**The task**
If a line below contains the string "Menu", return that line.

**Data about app and page elements**
+++++

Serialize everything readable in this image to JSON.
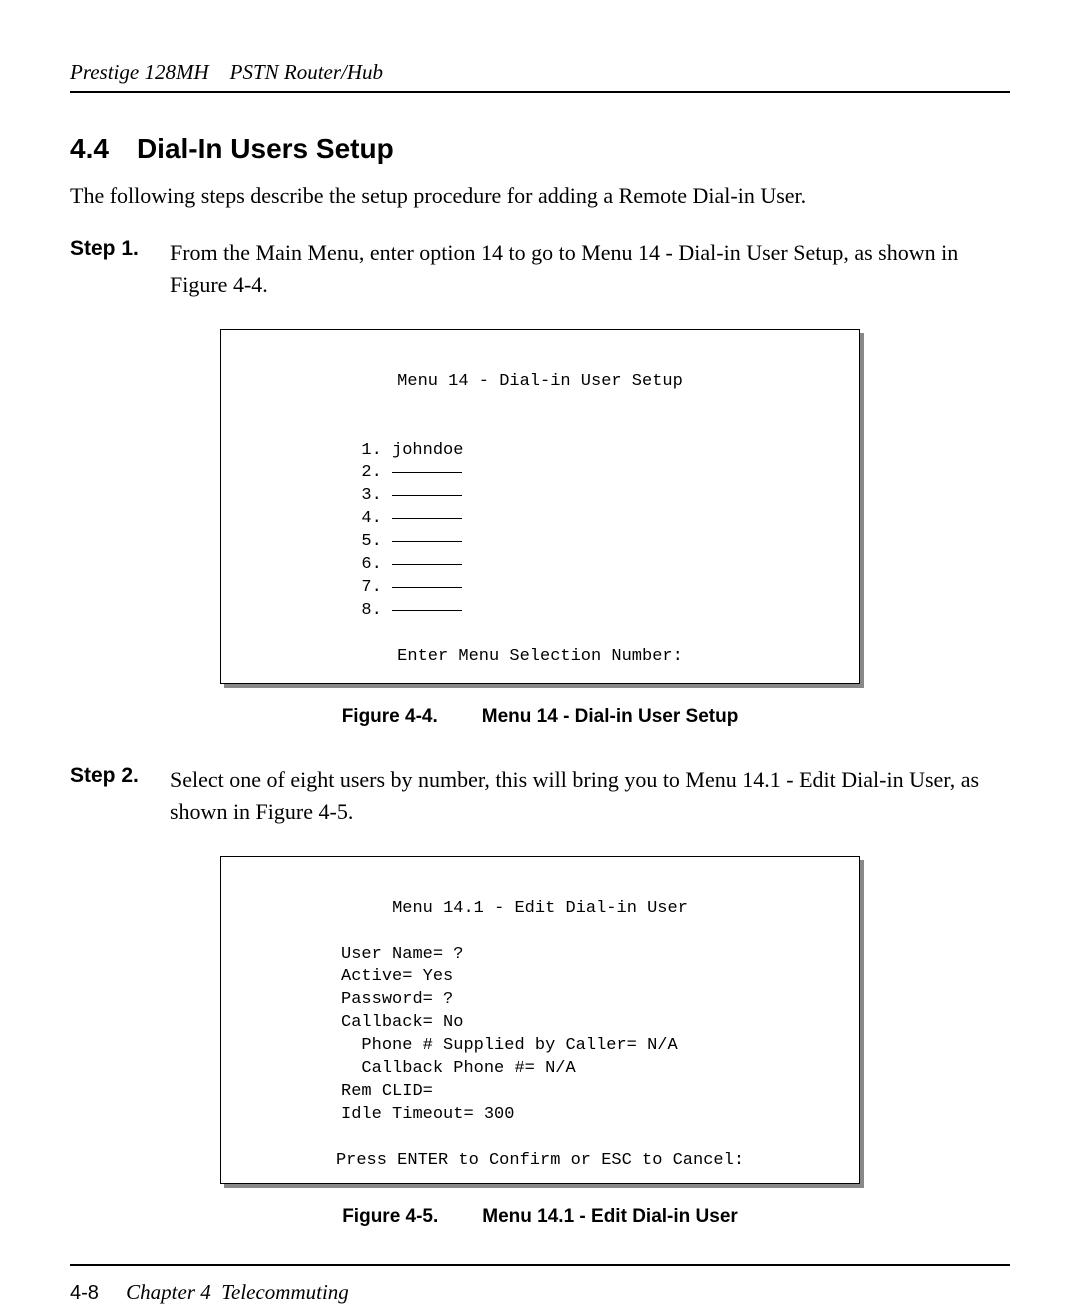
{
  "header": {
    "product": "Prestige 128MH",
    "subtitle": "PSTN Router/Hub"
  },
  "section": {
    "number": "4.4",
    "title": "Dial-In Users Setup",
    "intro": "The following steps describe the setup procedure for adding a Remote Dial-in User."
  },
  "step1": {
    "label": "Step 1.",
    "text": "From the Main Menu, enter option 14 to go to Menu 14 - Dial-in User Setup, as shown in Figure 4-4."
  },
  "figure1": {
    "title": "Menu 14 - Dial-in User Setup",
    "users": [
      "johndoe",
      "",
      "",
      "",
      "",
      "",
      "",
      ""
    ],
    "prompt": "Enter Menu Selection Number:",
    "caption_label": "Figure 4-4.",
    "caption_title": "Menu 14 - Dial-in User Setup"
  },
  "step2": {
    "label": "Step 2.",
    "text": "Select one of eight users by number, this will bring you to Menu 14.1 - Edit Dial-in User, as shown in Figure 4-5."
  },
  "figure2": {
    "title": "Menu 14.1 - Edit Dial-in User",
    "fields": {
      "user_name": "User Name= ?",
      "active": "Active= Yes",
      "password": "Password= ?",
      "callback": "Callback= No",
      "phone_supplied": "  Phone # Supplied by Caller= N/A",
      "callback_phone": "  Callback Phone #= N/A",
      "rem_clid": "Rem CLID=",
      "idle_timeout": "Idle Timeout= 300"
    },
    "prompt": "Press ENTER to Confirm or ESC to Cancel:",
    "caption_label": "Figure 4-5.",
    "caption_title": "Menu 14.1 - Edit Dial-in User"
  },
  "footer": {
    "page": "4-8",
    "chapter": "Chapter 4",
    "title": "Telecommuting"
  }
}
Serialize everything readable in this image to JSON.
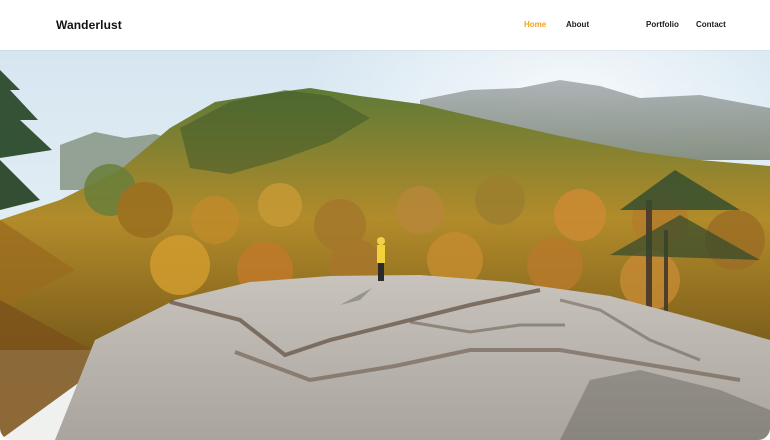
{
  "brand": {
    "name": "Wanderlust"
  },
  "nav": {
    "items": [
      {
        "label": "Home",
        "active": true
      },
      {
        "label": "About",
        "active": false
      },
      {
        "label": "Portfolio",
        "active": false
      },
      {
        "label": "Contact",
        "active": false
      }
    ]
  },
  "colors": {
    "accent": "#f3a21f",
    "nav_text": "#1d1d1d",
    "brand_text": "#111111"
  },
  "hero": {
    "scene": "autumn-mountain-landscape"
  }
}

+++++

**Output of the exercise**
    "text": "From the Main Menu, enter option 14 to go to Menu 14 - Dial-in User Setup, as shown in Figure 4-4."
    "title": "Menu 14 - Dial-in User Setup",
    "prompt": "Enter Menu Selection Number:",
    "caption_title": "Menu 14 - Dial-in User Setup"
    "text": "Select one of eight users by number, this will bring you to Menu 14.1 - Edit Dial-in User, as shown in Figure 4-5."
    "title": "Menu 14.1 - Edit Dial-in User",
    "caption_title": "Menu 14.1 - Edit Dial-in User"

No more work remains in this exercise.